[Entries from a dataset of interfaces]

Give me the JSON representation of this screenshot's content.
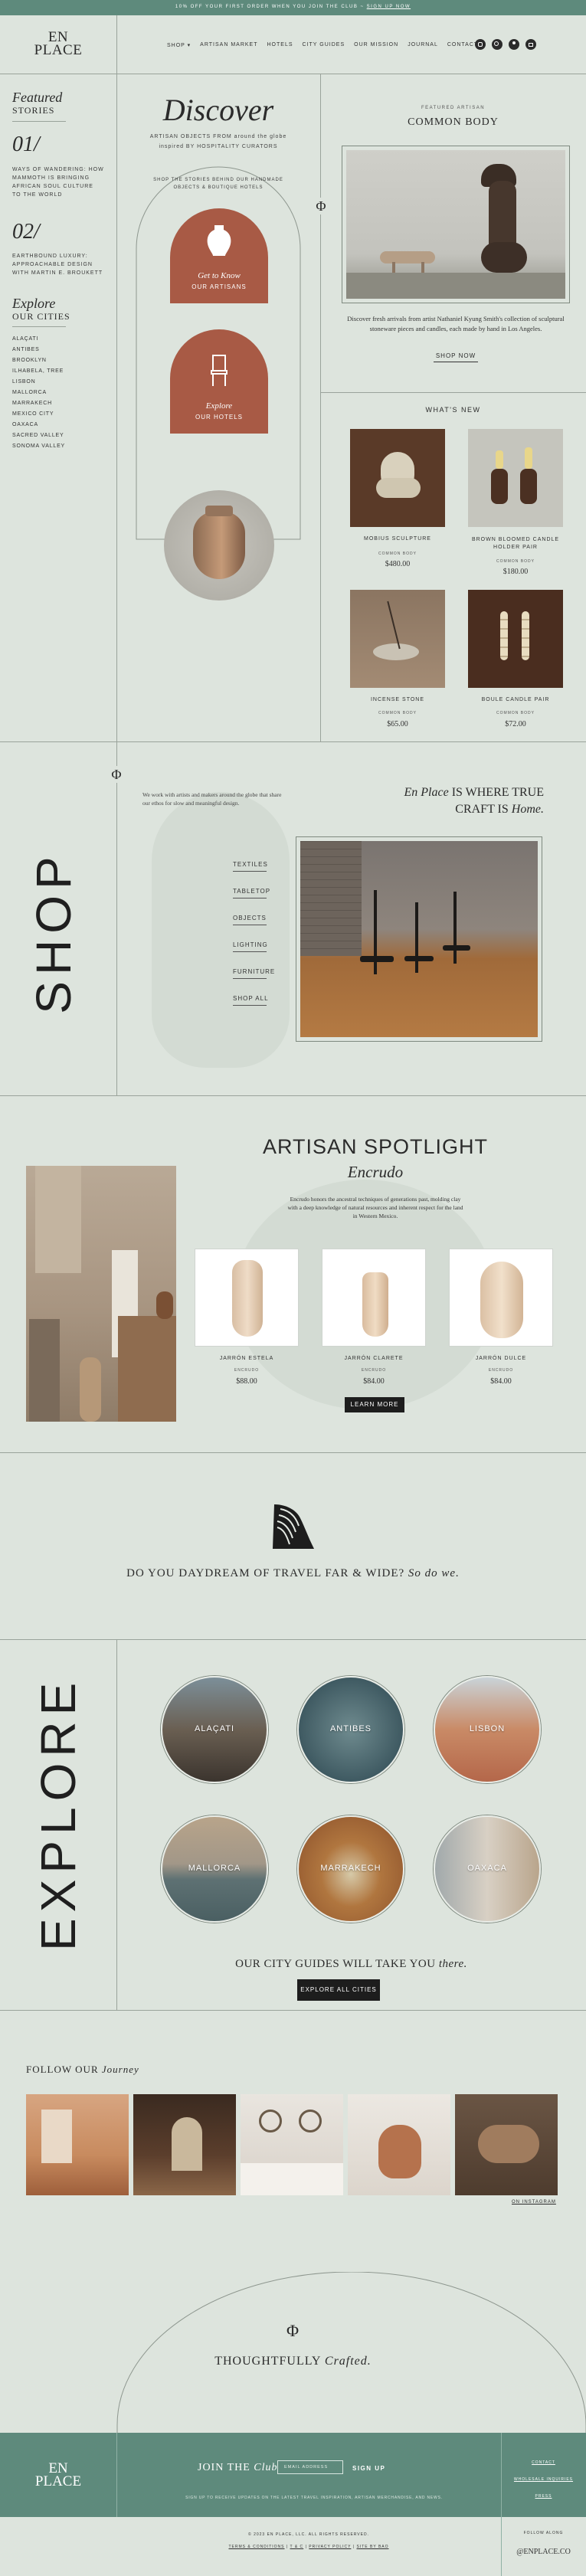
{
  "announcement": {
    "text": "10% OFF YOUR FIRST ORDER WHEN YOU JOIN THE CLUB ~",
    "link": "SIGN UP NOW"
  },
  "brand": {
    "line1": "EN",
    "line2": "PLACE"
  },
  "nav": {
    "items": [
      "SHOP ▾",
      "ARTISAN MARKET",
      "HOTELS",
      "CITY GUIDES",
      "OUR MISSION",
      "JOURNAL",
      "CONTACT"
    ]
  },
  "header_icons": [
    "instagram-icon",
    "search-icon",
    "user-icon",
    "cart-icon"
  ],
  "sidebar": {
    "featured_script": "Featured",
    "featured_caps": "STORIES",
    "story1_num": "01/",
    "story1_text": "WAYS OF WANDERING: HOW MAMMOTH IS BRINGING AFRICAN SOUL CULTURE TO THE WORLD",
    "story2_num": "02/",
    "story2_text": "EARTHBOUND LUXURY: APPROACHABLE DESIGN WITH MARTIN E. BROUKETT",
    "explore_script": "Explore",
    "explore_caps": "OUR CITIES",
    "cities": [
      "ALAÇATI",
      "ANTIBES",
      "BROOKLYN",
      "ILHABELA, TREE",
      "LISBON",
      "MALLORCA",
      "MARRAKECH",
      "MEXICO CITY",
      "OAXACA",
      "SACRED VALLEY",
      "SONOMA VALLEY"
    ]
  },
  "discover": {
    "title": "Discover",
    "subtitle": "ARTISAN OBJECTS FROM around the globe inspired BY HOSPITALITY CURATORS",
    "arc_text": "SHOP THE STORIES BEHIND OUR HANDMADE OBJECTS & BOUTIQUE HOTELS",
    "card1_script": "Get to Know",
    "card1_caps": "OUR ARTISANS",
    "card2_script": "Explore",
    "card2_caps": "OUR HOTELS"
  },
  "featured_artisan": {
    "kicker": "FEATURED ARTISAN",
    "name": "COMMON BODY",
    "description": "Discover fresh arrivals from artist Nathaniel Kyung Smith's collection of sculptural stoneware pieces and candles, each made by hand in Los Angeles.",
    "cta": "SHOP NOW"
  },
  "whats_new": {
    "title": "WHAT'S NEW",
    "products": [
      {
        "name": "MOBIUS SCULPTURE",
        "maker": "COMMON BODY",
        "price": "$480.00"
      },
      {
        "name": "BROWN BLOOMED CANDLE HOLDER PAIR",
        "maker": "COMMON BODY",
        "price": "$180.00"
      },
      {
        "name": "INCENSE STONE",
        "maker": "COMMON BODY",
        "price": "$65.00"
      },
      {
        "name": "BOULE CANDLE PAIR",
        "maker": "COMMON BODY",
        "price": "$72.00"
      }
    ]
  },
  "shop": {
    "vertical": "SHOP",
    "intro": "We work with artists and makers around the globe that share our ethos for slow and meaningful design.",
    "categories": [
      "TEXTILES",
      "TABLETOP",
      "OBJECTS",
      "LIGHTING",
      "FURNITURE",
      "SHOP ALL"
    ],
    "tagline_script1": "En Place",
    "tagline_caps1": "IS WHERE TRUE",
    "tagline_caps2": "CRAFT IS",
    "tagline_script2": "Home."
  },
  "spotlight": {
    "title": "ARTISAN SPOTLIGHT",
    "name": "Encrudo",
    "description": "Encrudo honors the ancestral techniques of generations past, molding clay with a deep knowledge of natural resources and inherent respect for the land in Western Mexico.",
    "products": [
      {
        "name": "JARRÓN ESTELA",
        "maker": "ENCRUDO",
        "price": "$88.00"
      },
      {
        "name": "JARRÓN CLARETE",
        "maker": "ENCRUDO",
        "price": "$84.00"
      },
      {
        "name": "JARRÓN DULCE",
        "maker": "ENCRUDO",
        "price": "$84.00"
      }
    ],
    "cta": "LEARN MORE"
  },
  "daydream": {
    "caps": "DO YOU DAYDREAM OF TRAVEL FAR & WIDE?",
    "script": "So do we."
  },
  "explore": {
    "vertical": "EXPLORE",
    "cities": [
      "ALAÇATI",
      "ANTIBES",
      "LISBON",
      "MALLORCA",
      "MARRAKECH",
      "OAXACA"
    ],
    "caption_caps": "OUR CITY GUIDES WILL TAKE YOU",
    "caption_script": "there.",
    "cta": "EXPLORE ALL CITIES"
  },
  "follow": {
    "caps": "FOLLOW OUR",
    "script": "Journey",
    "link": "ON INSTAGRAM"
  },
  "crafted": {
    "caps": "THOUGHTFULLY",
    "script": "Crafted."
  },
  "footer": {
    "brand1": "EN",
    "brand2": "PLACE",
    "join_caps": "JOIN THE",
    "join_script": "Club",
    "email_placeholder": "EMAIL ADDRESS",
    "signup": "SIGN UP",
    "signup_note": "SIGN UP TO RECEIVE UPDATES ON THE LATEST TRAVEL INSPIRATION, ARTISAN MERCHANDISE, AND NEWS.",
    "links_right": [
      "CONTACT",
      "WHOLESALE INQUIRIES",
      "PRESS"
    ],
    "copyright": "© 2023 EN PLACE, LLC. ALL RIGHTS RESERVED.",
    "legal": [
      "TERMS & CONDITIONS",
      "T & C",
      "PRIVACY POLICY",
      "SITE BY BAO"
    ],
    "follow_label": "FOLLOW ALONG",
    "handle": "@ENPLACE.CO"
  },
  "colors": {
    "terracotta": "#a85a45",
    "sage": "#5e8a7c",
    "background": "#dde4dd",
    "dark": "#1d1d1d"
  }
}
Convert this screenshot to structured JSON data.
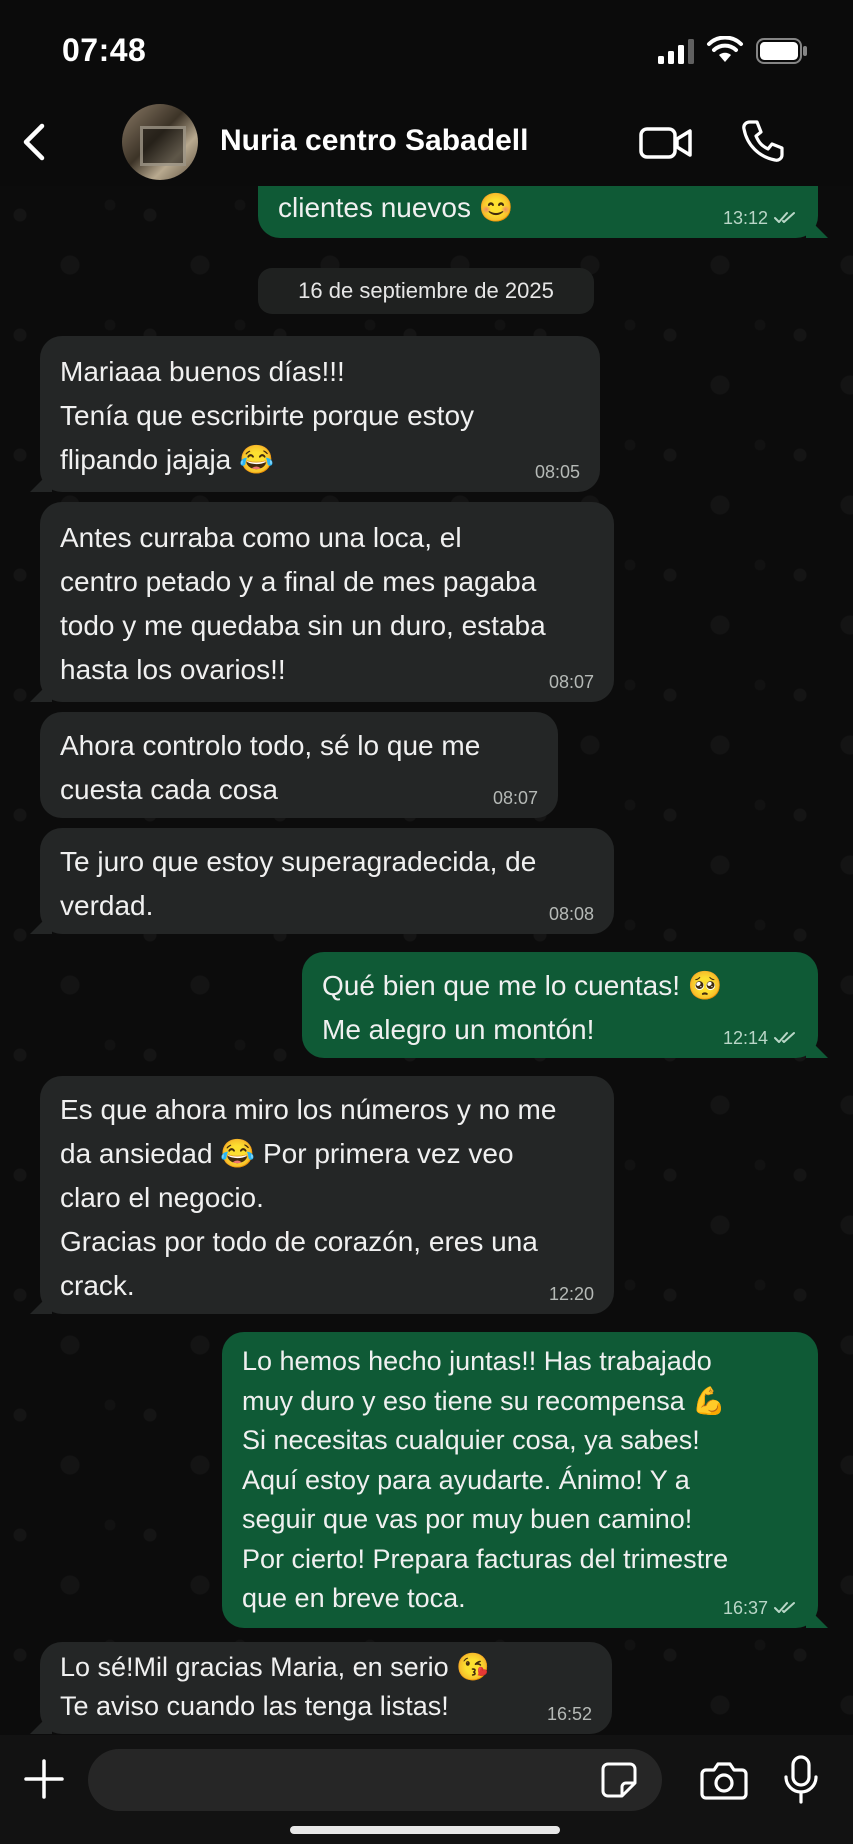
{
  "status_bar": {
    "time": "07:48"
  },
  "header": {
    "contact_name": "Nuria centro Sabadell"
  },
  "date_separator": "16 de septiembre de 2025",
  "messages": [
    {
      "text": "clientes nuevos 😊",
      "time": "13:12"
    },
    {
      "text": "Mariaaa buenos días!!!\nTenía que escribirte porque estoy\nflipando jajaja 😂",
      "time": "08:05"
    },
    {
      "text": "Antes curraba como una loca, el\ncentro petado y a final de mes pagaba\ntodo y me quedaba sin un duro, estaba\nhasta los ovarios!!",
      "time": "08:07"
    },
    {
      "text": "Ahora controlo todo, sé lo que me\ncuesta cada cosa",
      "time": "08:07"
    },
    {
      "text": "Te juro que estoy superagradecida, de\nverdad.",
      "time": "08:08"
    },
    {
      "text": "Qué bien que me lo cuentas! 🥺\nMe alegro un montón!",
      "time": "12:14"
    },
    {
      "text": "Es que ahora miro los números y no me\nda ansiedad 😂 Por primera vez veo\nclaro el negocio.\nGracias por todo de corazón, eres una\ncrack.",
      "time": "12:20"
    },
    {
      "text": "Lo hemos hecho juntas!! Has trabajado\nmuy duro y eso tiene su recompensa 💪\nSi necesitas cualquier cosa, ya sabes!\nAquí estoy para ayudarte. Ánimo! Y a\nseguir que vas por muy buen camino!\nPor cierto! Prepara facturas del trimestre\nque en breve toca.",
      "time": "16:37"
    },
    {
      "text": "Lo sé!Mil gracias Maria, en serio 😘\nTe aviso cuando las tenga listas!",
      "time": "16:52"
    }
  ],
  "composer": {
    "value": ""
  },
  "colors": {
    "incoming_bubble": "#242626",
    "outgoing_bubble": "#0f5a36",
    "background": "#0b0b0b"
  },
  "icons": [
    "back-icon",
    "video-call-icon",
    "phone-icon",
    "plus-icon",
    "sticker-icon",
    "camera-icon",
    "mic-icon",
    "read-ticks-icon"
  ]
}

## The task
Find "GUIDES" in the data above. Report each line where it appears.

## Response area
      "CITY GUIDES",
    "caption_caps": "OUR CITY GUIDES WILL TAKE YOU",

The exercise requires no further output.